Gander: a remote town with a once-important international airport on the island of Newfoundland in Canada, on the easternmost edge of the North American continent. Population: approximately 9000… except during the week following September 11, 2001, when the town unexpectedly found itself playing host to nearly 7000 additional people, visitors from across the globe whose planes (a whopping 38 of them) had been redirected there, away from big cities, for fear of more terrorist attacks. The calculated redirection of these planes to Gander was a Utilitarian move, to send the threat where there was “not as much to lose”, but the townspeople’s response was anything but. They prepared their community spaces, shared their resources, and opened their hearts and their homes, turning an event of unprecedented horror and tragedy into a magical week of humanity, oneness, and wholesomeness.

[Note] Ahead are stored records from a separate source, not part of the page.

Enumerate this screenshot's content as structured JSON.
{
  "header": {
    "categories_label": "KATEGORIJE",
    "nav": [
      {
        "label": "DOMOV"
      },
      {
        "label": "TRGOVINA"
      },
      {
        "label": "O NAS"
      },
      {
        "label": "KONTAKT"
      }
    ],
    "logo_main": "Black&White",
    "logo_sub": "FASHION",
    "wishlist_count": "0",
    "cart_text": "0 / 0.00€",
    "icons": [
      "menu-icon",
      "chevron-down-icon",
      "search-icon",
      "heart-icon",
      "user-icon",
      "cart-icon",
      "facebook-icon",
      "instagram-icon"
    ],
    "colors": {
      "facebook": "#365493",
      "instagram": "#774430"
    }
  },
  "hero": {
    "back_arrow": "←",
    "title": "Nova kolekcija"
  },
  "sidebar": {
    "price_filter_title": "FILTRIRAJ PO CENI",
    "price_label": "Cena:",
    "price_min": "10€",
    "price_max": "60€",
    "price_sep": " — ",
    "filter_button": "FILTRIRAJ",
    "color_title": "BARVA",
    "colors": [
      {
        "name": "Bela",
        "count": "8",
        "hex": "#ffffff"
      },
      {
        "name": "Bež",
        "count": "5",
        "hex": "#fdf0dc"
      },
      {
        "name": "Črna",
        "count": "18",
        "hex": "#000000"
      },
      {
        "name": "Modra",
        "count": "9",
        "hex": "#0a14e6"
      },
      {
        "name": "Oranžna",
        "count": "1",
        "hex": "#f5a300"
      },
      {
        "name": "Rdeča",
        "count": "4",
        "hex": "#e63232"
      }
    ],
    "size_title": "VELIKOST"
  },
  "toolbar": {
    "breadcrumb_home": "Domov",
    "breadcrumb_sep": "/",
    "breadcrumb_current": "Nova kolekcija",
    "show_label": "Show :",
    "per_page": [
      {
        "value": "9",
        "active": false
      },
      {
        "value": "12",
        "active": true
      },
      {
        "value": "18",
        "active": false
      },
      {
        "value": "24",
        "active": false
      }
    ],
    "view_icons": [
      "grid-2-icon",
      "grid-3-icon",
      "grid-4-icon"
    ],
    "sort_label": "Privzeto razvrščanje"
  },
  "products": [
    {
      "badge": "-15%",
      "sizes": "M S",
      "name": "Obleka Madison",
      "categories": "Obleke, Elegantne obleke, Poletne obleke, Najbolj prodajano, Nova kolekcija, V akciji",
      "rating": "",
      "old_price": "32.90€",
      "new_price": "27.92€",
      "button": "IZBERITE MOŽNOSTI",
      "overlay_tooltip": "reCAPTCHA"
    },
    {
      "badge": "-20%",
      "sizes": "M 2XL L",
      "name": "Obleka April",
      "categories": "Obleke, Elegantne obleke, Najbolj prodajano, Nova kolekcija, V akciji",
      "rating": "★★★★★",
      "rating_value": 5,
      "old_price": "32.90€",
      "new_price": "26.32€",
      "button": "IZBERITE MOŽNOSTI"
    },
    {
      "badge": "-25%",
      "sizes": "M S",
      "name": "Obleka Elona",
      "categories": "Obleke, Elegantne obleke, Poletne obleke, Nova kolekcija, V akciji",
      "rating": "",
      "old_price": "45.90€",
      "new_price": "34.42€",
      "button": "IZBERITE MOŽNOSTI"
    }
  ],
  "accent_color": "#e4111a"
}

It sounds like an unthinkable paradox to make a feel-good musical about 9/11, but that is precisely what Come From Away is. It is an unlikely masterpiece: the grim subject matter, unpretentious set, small ensemble cast (about a dozen actors), and the sheer ordinariness of the characters (none of them traditionally glamorous or conventionally heroic), are not factors that tend to individually hold promise of a multi-award winning show. But these factors are knit together here with the generosity, authenticity and unassuming true heroism of the Ganderites. Bestowed with the beauty of truth, warmth, and simple human presence, the resulting show is the ultimate tear-jerker which had me bawling from the first scene to the last.
For 100 minutes without an interval, kindness, humour, courage, lightness, wonder, stress, curiosity, risk, love, loss, ambition, fear, healing, hospitality, and the full spectrum of human emotions is on display. The music is exquisite, the writing is flawless, the direction is masterful, the lighting is sublime, the acting performances are stunning without exception. The outcome of it all put together is pure theatrical magic. There are so many stories interwoven within this show, the stories of the locals, the stories of “the plane people”, the stories even of the animals in the cargo holds of the planes (including a pair of rare bonobo monkeys, one of whom was pregnant!) – but there is not a moment of disengagement, not a moment of overwhelm, not a minute in the show that feels out of place. The 7000 plane people appear to integrate almost seamlessly into the host town of 9000, and it should have been a miracle that anyone could have had a good time, but somehow almost everyone did. The fact that so many stories from this magnitudinous event could be condensed so smoothly into a 100 minute musical is incredible. The fact that the “feel-good” factor fully acknowledges, and does not in any way diminish the true anguish of the many who were directly impacted by the tragedy, including acknowledging the ugly rise of Islamophobia even within this bubble of wholesomeness, is a testament to the immense skill of the show’s creators.
About the acting performances, Kolby Kindle is wildly entertaining as Bob, an African American man amazed by the generosity of the locals, nervously anticipating his wallet to be stolen or for him to be shot in the back, and being genuinely surprised when that doesn’t happen. He is also captivating in his other roles. Joseph Naim portays two deeply moving characters: Kevin, a gay man whose beautiful relationship is tested during this difficult time, and Ali, an Egyptian chef who is at the receiving end of heartrending discriminatory treatment at airport security and other places. Zoe Gertz is inspirational and energetic as Beverley Bass, the first female Captain of an American Airlines commercial plane, who tells of how she defied all odds to achieve the thing she wanted the most, and describes the pain of seeing what she loved be weaponized by terrorists. Nick and Diane, played by Phillip Lowe and Angela Kennedy with magical on-stage chemistry, is the cutest love story and had the audience as invested as any of the other more “serious” storylines. SPCA worker Bonnie, played beautifully by Kellie Rode, who doggedly cared for all the animals on the planes at personal cost and risk, captured the essence of the Ganderites’ heart and hospitality – they all did what they did because of their open hearts and personal conviction, because they wanted to, and not because it was required of them.
The power of Come From Away lies in the great contrasts it draws from. The horror of an incredibly dramatic, deeply tragic situation, and the healing in ordinary people’s humane response. The sheer volume of stories and interactions, and the modest cast size to portray them. All the action which takes place in various settings across land and sky, and the minimalist stage set with nothing but trees, chairs and tables. The extraordinary levels of tension and stress, both on collective and individual levels, and the equally extraordinary level of gentleness and presence in the moment, taking things one breath at a time. Come From Away is not just brilliant artistry and top-notch live entertainment, it is a snapshot of the very best of humanity, an offering of hope beyond what we tend to experience in our everyday lives. But it is everyday life, and therein lies its power.